──────── Available data
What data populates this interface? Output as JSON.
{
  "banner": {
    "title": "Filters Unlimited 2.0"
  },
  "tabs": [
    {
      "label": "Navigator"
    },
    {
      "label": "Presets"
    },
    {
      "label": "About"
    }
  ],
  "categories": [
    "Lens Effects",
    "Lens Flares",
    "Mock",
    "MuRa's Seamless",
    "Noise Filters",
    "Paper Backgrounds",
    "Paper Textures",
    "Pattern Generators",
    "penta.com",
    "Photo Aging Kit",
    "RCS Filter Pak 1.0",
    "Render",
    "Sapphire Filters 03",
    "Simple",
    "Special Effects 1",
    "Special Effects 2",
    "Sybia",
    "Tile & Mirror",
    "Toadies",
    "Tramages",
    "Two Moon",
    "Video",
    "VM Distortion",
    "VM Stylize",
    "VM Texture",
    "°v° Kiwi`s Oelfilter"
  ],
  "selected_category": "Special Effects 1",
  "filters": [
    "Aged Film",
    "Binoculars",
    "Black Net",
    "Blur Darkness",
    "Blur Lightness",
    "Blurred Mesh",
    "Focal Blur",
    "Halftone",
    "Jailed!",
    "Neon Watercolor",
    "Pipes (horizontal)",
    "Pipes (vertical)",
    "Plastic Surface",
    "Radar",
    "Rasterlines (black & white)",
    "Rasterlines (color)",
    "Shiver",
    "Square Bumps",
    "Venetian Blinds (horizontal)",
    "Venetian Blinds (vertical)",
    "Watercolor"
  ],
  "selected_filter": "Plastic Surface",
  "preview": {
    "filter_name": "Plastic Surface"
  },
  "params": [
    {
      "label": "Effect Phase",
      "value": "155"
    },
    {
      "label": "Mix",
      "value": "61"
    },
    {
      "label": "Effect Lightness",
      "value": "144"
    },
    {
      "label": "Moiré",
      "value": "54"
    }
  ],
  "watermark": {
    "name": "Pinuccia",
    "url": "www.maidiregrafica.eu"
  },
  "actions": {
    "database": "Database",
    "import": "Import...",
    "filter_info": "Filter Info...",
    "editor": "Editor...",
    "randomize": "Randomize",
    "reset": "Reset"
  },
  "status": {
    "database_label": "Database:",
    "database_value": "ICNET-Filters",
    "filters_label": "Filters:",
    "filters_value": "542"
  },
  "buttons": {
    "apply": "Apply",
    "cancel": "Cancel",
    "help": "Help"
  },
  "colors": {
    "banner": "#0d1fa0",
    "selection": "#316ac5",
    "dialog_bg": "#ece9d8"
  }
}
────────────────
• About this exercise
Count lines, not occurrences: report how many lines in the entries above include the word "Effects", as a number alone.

• Output of the task
4